Dear Mr Falchikov,
Thank you very much for contacting Nick Clegg about the Government’s proposals on communications data. I am replying to letters and emails on his behalf. This is an issue that has clearly generated a lot of interest, and I would like to try to clarify the situation.
Liberal Democrats have a long and proud record of fighting to protect our civil liberties. We firmly opposed Labour’s illiberal legislation while in opposition, and can be proud of having repealed much of this while in Coalition. Since entering government in May 2010 we have scrapped Labour’s costly and intrusive ID card scheme, reduced detention without charge, scrapped control orders, ended child detention for immigration purposes, and restored rights to peaceful protest. This is a record on civil liberties of which we can be proud.
There has been a lot of speculation on the proposals, and much of it has been inaccurate.
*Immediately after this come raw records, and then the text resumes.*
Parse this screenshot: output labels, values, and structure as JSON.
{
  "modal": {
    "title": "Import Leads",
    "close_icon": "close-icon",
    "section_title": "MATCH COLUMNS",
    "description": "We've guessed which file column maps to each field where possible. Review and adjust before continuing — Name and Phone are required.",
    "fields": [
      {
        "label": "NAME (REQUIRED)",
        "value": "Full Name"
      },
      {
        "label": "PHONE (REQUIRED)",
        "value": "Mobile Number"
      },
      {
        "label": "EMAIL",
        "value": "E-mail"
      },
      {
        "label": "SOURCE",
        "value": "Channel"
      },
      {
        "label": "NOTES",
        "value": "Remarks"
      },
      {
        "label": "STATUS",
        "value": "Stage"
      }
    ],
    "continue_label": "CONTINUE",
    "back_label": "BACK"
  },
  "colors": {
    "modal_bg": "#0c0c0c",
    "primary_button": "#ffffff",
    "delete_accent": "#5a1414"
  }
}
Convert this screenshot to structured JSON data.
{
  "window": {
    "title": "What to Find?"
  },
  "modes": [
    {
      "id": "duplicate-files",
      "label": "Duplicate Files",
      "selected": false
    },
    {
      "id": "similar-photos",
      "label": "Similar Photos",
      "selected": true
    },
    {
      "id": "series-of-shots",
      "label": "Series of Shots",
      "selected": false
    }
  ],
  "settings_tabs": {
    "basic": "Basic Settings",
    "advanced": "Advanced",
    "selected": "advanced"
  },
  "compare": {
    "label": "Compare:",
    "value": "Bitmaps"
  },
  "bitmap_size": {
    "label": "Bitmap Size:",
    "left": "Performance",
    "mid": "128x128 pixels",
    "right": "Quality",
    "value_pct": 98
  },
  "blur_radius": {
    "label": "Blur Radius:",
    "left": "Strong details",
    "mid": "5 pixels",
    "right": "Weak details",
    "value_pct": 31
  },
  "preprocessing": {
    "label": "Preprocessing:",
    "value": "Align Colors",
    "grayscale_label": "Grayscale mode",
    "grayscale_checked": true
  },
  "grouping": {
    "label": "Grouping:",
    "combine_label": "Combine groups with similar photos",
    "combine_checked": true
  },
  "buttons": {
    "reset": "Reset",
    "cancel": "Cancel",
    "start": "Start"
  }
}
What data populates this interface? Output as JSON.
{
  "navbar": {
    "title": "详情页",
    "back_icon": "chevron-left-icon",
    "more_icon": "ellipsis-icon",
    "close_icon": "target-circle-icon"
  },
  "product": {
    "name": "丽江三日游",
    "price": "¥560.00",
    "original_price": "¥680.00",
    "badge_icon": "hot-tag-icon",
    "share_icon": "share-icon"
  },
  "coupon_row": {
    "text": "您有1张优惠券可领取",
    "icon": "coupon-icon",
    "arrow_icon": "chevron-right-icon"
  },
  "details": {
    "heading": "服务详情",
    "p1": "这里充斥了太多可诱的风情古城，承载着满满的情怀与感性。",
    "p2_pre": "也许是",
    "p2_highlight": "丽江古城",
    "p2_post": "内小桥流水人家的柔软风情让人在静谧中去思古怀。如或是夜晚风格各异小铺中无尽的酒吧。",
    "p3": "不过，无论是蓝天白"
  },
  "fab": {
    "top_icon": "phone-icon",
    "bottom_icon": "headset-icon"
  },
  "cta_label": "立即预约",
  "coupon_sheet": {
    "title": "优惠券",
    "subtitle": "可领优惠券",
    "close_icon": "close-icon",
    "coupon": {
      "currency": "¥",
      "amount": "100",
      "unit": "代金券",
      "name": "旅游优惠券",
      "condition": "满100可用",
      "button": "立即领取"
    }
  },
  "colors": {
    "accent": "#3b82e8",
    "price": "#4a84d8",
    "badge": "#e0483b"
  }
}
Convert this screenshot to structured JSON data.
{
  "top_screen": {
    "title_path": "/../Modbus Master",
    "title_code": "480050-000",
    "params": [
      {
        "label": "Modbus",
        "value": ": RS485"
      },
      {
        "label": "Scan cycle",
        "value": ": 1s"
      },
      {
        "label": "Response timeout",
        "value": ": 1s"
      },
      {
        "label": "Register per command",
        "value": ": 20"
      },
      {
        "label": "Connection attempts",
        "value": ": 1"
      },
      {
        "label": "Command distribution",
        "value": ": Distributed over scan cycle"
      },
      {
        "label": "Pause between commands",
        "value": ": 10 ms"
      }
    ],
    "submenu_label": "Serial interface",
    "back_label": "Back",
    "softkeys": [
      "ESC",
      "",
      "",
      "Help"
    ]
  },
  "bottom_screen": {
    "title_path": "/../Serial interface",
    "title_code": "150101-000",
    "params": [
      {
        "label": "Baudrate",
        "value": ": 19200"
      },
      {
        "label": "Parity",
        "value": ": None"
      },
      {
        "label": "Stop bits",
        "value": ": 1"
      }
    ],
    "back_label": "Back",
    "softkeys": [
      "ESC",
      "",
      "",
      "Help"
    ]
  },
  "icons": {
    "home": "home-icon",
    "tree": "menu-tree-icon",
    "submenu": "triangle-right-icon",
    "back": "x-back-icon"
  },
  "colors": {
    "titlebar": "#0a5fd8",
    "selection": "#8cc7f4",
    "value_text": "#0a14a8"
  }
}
Firstly, it should be made clear that the Government will not be able to access at will the content of emails, facebook messages, or any other communications data. Currently, the police or intelligence services are only able to access the content of communications data with a warrant issued by the Home Secretary, and this will not change. There will be no weakening of the current safeguards in place, and there absolutely will be no centralised database of communications data, as proposed by Labour in 2006.
However, Liberal Democrats are clear that even the current safeguards must be strengthened, to ensure that every person’s data is protected with the utmost security. That is why Nick has made it clear that not only will any new proposals have the “highest possible safeguards”, but that the Government will review existing protections as well. It is also why Party President Tim Farron MP has said that there “must be absolutely no question of universal internet surveillance” and that “if we think this is a threat to a free and liberal society… this just simply must not happen.”
The full proposals have not yet been released but the motivation is to ensure only that we maintain the current capacity of the police and security services by keeping pace with the use of new communications technology, not to extend powers any further. Nick has made clear that the proposals will not be “rammed through Parliament”, but will be subjected to proper scrutiny and debate. Open Parliamentary hearings will be held to examine draft clauses of any legislation.
I can assure you that Liberal Democrats take issues concerning our civil liberties very seriously, and that Nick will be following this matter closely.
Thank you again for contacting Nick about this important issue, and thank you for all of your support for the Party. I hope that we can count on your continued support, which is extremely valuable to us.
Office of Nick Clegg MP
Apart from its generic nature it is interesting that those at the top of the party are still clearly pedalling the line about 'no centralised database of communications data' which has been conclusively debunked after the party initial panic response that wheeled out Lynne Featherstone to attack various straw men.
The lesson is clear - Clegg's office continues to be under resourced - both intellectually and in political campaigning resource. Internal communications with members - although getting better is still desultory. And the party's special advisors are in the main pointless - simply regurgitating the civil service line to ministers and the party, rather than the other way round.
Clegg hasn't got much longer to sort his operation out - the question is does he recognise there is a problem in the first place?